The Moscow Garrison Military Court has placed 24-year-old Dmitry Antipov on the federal wanted list. Antipov, who served as a contract sailor in Sakhalin, alleges that his signature on the contract was forged. Although his contract expired before the start of mobilization, the command delayed his discharge and ultimately refused it, threatening to send him to the frontline. Subsequently, Antipov left the unit with his wife. Mediazona [independent Russian media outlet] provides a detailed account of his story.

The Polish Border Guard has detained a 41-year-old Russian national who illegally crossed the border from Belarus. Border guards suspect the detainee to be a deserter who fled from the frontline. According to the Polish RMF24 media outlet, the man was carrying a written contract with the Russian Army, was not armed and was dressed in civilian clothes.

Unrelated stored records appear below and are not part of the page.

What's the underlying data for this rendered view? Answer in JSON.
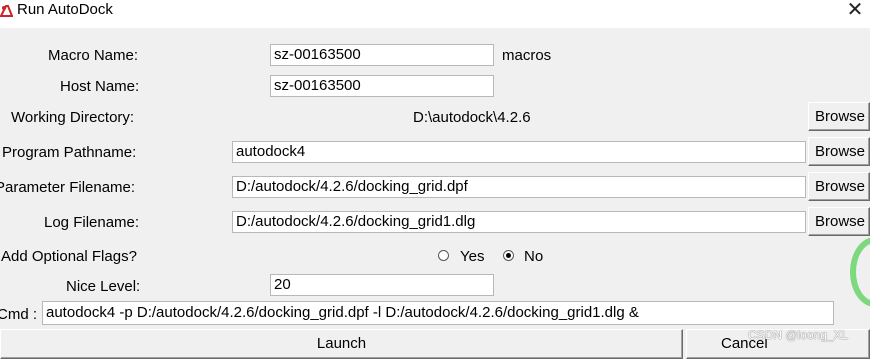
{
  "window": {
    "title": "Run AutoDock"
  },
  "form": {
    "macro_name_label": "Macro Name:",
    "macro_name_value": "sz-00163500",
    "macros_label": "macros",
    "host_name_label": "Host Name:",
    "host_name_value": "sz-00163500",
    "working_dir_label": "Working Directory:",
    "working_dir_value": "D:\\autodock\\4.2.6",
    "program_label": "Program Pathname:",
    "program_value": "autodock4",
    "parameter_label": "Parameter Filename:",
    "parameter_value": "D:/autodock/4.2.6/docking_grid.dpf",
    "log_label": "Log Filename:",
    "log_value": "D:/autodock/4.2.6/docking_grid1.dlg",
    "flags_label": "Add Optional Flags?",
    "flags_yes": "Yes",
    "flags_no": "No",
    "flags_selected": "No",
    "nice_label": "Nice Level:",
    "nice_value": "20",
    "cmd_label": "Cmd :",
    "cmd_value": "autodock4  -p D:/autodock/4.2.6/docking_grid.dpf -l D:/autodock/4.2.6/docking_grid1.dlg &",
    "browse_label": "Browse"
  },
  "buttons": {
    "launch": "Launch",
    "cancel": "Cancel"
  },
  "watermark": "CSDN @loong_XL",
  "colors": {
    "accent_ring": "#7ed87e",
    "icon": "#d0202a"
  },
  "icons": {
    "app": "autodock-icon",
    "close": "close-icon"
  }
}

The Adygea [Russia’s constituent republic] court has found a local guilty of attempting to enlist in the "Freedom of Russia Legion" while serving a sentence in a penal colony. He has been sentenced to nine years in a maximum security penal colony for participation in armed conflict which contradicts the interests of the Russian Federation. According to the prosecution, in the summer of 2022, the convict allegedly swore allegiance to the "Legion" and actively sought recruits among fellow inmates. He was apprehended after being released from the penal colony.

According to Astra, a resident of the occupied village of Yuvileine in the Kherson region is accused of "public calls for activities against the security of the state" due to a post on Facebook. Law enforcement officers found a message from August 2023 containing payment card information belonging to a Ukrainian volunteer collecting funds for Ukrainian soldiers. Natalia S., 51, a native of the Kherson region with Russian citizenship, is currently under travel restrictions.

Astra has also reported that a 30-year-old resident of Kerch, Crimea, K. Simonov, has been detained. According to law enforcement officers, Simonov was recruited by Ukrainian special services and allegedly was preparing to blow up a railroad track. A criminal case has been initiated for an attempted terrorist attack.

Children and Victory Day

In Russian schools and technical schools, the Immortal Regiment event took place. According to the methodological guidelines of the Ministry of Education, children attended the event with portraits of participants of the Great Patriotic War, and teachers organized for parades and processions. Idel.Realii [part of Radio Free Europe/Radio Liberty online media outlet] provides insights into how this event unfolded in the Volga region, while Sibir.Realii [part of Radio Free Europe/Radio Liberty online media outlet] covers several actions in Siberia. Explore how the Immortal Regiment transitioned from a popular commemorative event to a mandatory state occasion glorifying war in the Vyorstka article.

In observance of Victory Day, several “Preschool Troop Parades” took place across Russia. In the Volgograd region, young children donned cardboard costumes resembling tanks and ships, while preschoolers from kindergarten No. 34 in the town of Yeysk in the Krasnodar region marched through the streets wearing military uniforms and carrying mock weapons.

In the city of Ussuriysk, kindergarten No. 67 unveiled a display titled "Russia is Proud of You," dedicated to those who were killed in the war in Ukraine. The event, held on May 7, was attended by the wives, mothers and children of the deceased.

In Miass, a city in the Chelyabinsk region, a Victory Day morning event at one of the city's kindergartens was attended by Sergey Nechayev, a war veteran with a criminal record that includes charges of murder and theft.